Kelsey Fisher-Wellman, Ph.D.
Although all mitochondria make ATP, emerging evidence from our lab and many others suggests that the efficiency of this process varies widely across the human body’s > 200 distinct cell types. Such mitochondrial specialization allows for genetically identical mitochondrial populations across organs to individually align energy efficiency with physiology (i.e., promote bioenergetic fidelity). Simply stated, all mitochondria are not created equal; rather they are bioenergetically tailored to their respective host cell’s physiology. Our laboratory is principally interested in understanding how mitochondrial efficiency aligns with physiology across cells/organs, with a specific focus on how this process become disrupted in the context of cancer. To do this, we leverage a state-of-the art mitochondrial diagnostics workflow we developed which unites comprehensive, discovery-based bioenergetic phenotyping with large-scale analysis of the mitochondrial proteome using mass spectrometry. Learn more about our work by checking out our current projects and past publications.
- 2007-2009: Research Assistant, University of Memphis, Department of Kinesiology, Memphis, TN
- 2009-2013: Research Assistant, East Carolina University, Department of Health and Human Performance, Greenville, NC
- 2013-2015: Postdoctoral Scholar, Garvan Institute of Medical Research, Sydney, AU
- 2015-2017: Postdoctoral Fellow, Duke Molecular Physiology Institute, Duke University, Durham, NC
- 2018-Present: Assistant Professor, East Carolina University, Department of Physiology, Greenville, NC

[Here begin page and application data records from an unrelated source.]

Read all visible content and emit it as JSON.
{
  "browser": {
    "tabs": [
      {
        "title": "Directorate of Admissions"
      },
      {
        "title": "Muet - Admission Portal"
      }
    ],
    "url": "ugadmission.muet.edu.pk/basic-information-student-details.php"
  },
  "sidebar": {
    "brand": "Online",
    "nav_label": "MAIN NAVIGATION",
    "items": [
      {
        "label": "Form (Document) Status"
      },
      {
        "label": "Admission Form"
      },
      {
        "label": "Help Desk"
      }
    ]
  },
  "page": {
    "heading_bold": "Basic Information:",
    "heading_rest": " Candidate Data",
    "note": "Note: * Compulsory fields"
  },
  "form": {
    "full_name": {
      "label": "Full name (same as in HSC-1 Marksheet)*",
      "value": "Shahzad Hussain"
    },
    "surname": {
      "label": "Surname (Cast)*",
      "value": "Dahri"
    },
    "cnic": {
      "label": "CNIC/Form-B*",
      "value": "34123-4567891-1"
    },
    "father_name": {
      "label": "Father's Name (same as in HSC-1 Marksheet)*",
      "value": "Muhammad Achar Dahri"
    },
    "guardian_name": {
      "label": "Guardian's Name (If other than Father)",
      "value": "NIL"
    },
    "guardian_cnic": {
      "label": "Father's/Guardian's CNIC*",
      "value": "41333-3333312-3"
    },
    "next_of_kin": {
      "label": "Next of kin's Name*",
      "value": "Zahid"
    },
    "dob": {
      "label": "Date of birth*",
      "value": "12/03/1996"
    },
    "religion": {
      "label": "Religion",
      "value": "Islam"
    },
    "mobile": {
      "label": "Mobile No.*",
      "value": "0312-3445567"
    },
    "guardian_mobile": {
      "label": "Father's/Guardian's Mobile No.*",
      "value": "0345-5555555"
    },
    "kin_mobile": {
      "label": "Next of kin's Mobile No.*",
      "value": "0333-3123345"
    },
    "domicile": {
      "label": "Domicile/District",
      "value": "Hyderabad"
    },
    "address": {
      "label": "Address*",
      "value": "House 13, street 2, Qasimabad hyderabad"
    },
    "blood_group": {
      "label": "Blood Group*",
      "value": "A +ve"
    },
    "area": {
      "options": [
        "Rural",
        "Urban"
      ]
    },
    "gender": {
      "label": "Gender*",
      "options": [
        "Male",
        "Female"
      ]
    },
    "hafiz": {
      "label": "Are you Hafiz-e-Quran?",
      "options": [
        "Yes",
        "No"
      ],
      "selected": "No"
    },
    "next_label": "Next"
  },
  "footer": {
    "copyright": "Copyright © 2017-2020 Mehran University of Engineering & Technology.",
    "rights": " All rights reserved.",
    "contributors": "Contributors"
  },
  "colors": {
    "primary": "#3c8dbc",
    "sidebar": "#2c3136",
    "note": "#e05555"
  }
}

W81XWH-19-1-0213 (PI Fisher-Wellman)
Investigation into the Mechanisms of Acute Myeloid Leukemia (AML) Tumorigenesis and Chemoresistance via Systems Analysis of Mitochondrial Form and Function.
The goal of this project is to determine the unique bioenergetic phenotypes that differentiate AML cells from non-cancerous hematopoietic controls, as well as those linked to AML chemoresistance, the major cause of treatment failure.
R01 DK125812 (PI Ellis) Role Co-I
Determining the biological effects of mitochondrial acyl toxicity.
The goal of this project is to determine the impact of acyl-CoAs on mitochondrial bioenergetics, skeletal muscle function and metabolic disease.